Not very well.
Yeah we're you know you're kind of a nice flight down from the 120 floor to the 30th floor but there's trouble ahead when you're going that go that fast. Yeah look there are a lot of reasonable things happening in the economy you wouldn't have thought we could push employment as hard as we had without having more accelerating inflation.
That's a good thing that's turned out to be a feature of the of the American economy.
Yeah that's the principal the principal positive is that we've learned that there's more labor market capacity in the United States than we thought. Probably the reason there's more labor market capacity than we thought is that workers are more cowed intimidated and lacking in power than we appreciated. And so the fact that we can have low unemployment without having inflation and the fact that we have a society that is enraged with itself are opposite sides of the same coin interest.
And so I don't know that we should regard it as such a fantastic thing because it's precisely the fact that no worker feels they can demand better conditions and get them. That is why there is so much estrangement so much sense of alienation from institutions and such erratic public policy.
But a couple of years ago you were talking about secular stagnation. This doesn't feel like secular stagnation.
No and no I don't agree with that Alan.
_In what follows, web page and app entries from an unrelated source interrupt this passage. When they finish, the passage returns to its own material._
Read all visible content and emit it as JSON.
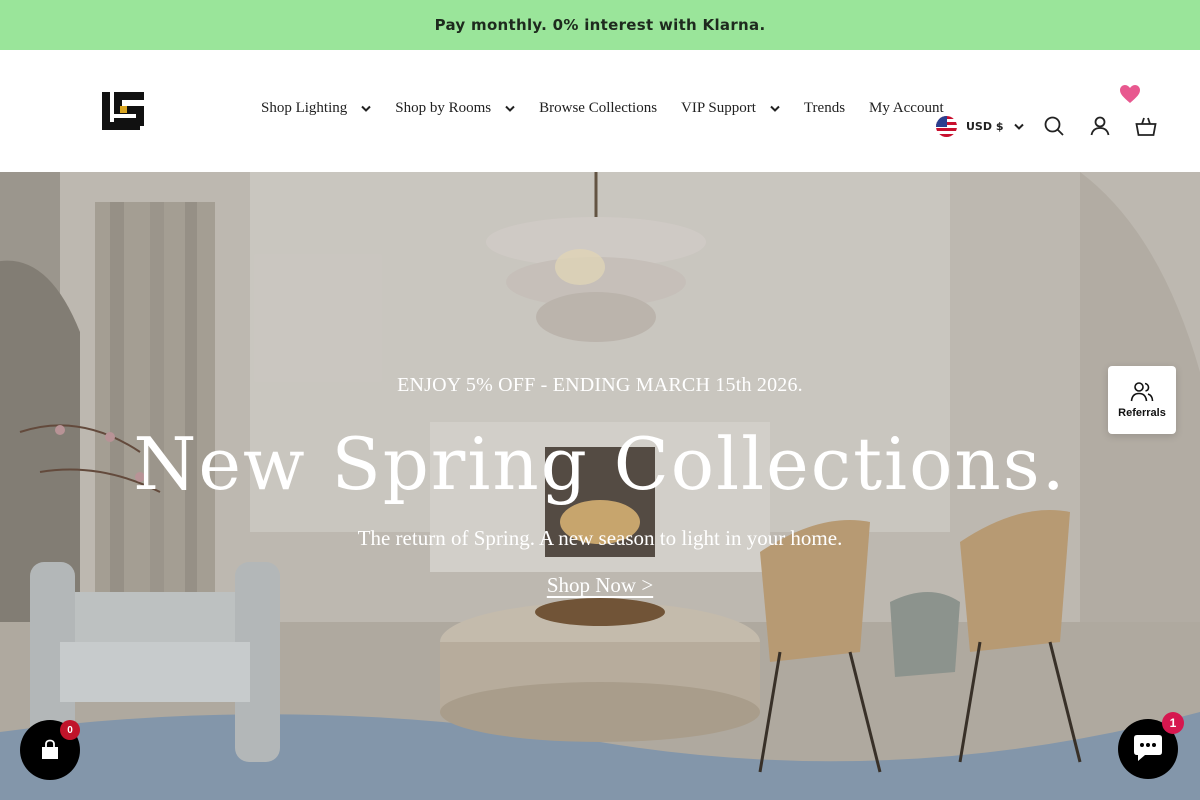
{
  "announcement": {
    "text": "Pay monthly. 0% interest with Klarna."
  },
  "header": {
    "nav": [
      {
        "label": "Shop Lighting",
        "has_dropdown": true
      },
      {
        "label": "Shop by Rooms",
        "has_dropdown": true
      },
      {
        "label": "Browse Collections",
        "has_dropdown": false
      },
      {
        "label": "VIP Support",
        "has_dropdown": true
      },
      {
        "label": "Trends",
        "has_dropdown": false
      },
      {
        "label": "My Account",
        "has_dropdown": false
      }
    ],
    "currency": {
      "label": "USD $",
      "flag": "us-flag-icon"
    },
    "icons": [
      "heart-icon",
      "search-icon",
      "account-icon",
      "cart-icon"
    ]
  },
  "hero": {
    "eyebrow": "ENJOY 5% OFF - ENDING MARCH 15th 2026.",
    "headline": "New Spring Collections.",
    "subline": "The return of Spring. A new season to light in your home.",
    "cta": "Shop Now >"
  },
  "widgets": {
    "referrals_label": "Referrals",
    "cart_count": "0",
    "chat_unread": "1"
  },
  "colors": {
    "announcement_bg": "#9ae59a",
    "heart": "#e8588f",
    "badge_red": "#c0142a",
    "chat_badge": "#d6174f"
  }
}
When I talked about secular stagnation what I said was that the economy would have a very difficult time growing rapidly with sustainable fiscal and financial conditions.
We have moved to unsustainable fiscal and financial conditions and that's been able to generate a period of growth just as we had a period of unsustainable financial conditions from 2005 to 2007 for which we eventually paid a price. Today we are running massively expansionary fiscal policy it's the debt to GDP ratio can't go up forever and we are we have had very substantial asset price inflation and maybe assets will stay where they are but they're not going to keep inflating at the rate they have over the last five to 10 years. So I think it's exactly confirmatory of what I talked about with secular stagnation that if we achieve good growth it would come from an unsustainable Foundation will fall.
And that's exactly what we're saying. OK I want to come back.
I'll come back to the unsustainable policies in a second but I want to keep you with the good news for just a minute. OK. Lot of talk here over the last 30 days about NAFTA should feel good about that. Right. We've got a trade agreement between the U.S. and Canada both sides are in a kind of weird sense.
Here's the truth the new Naft is the same as the old NAFTA. There's no important difference between a new path to.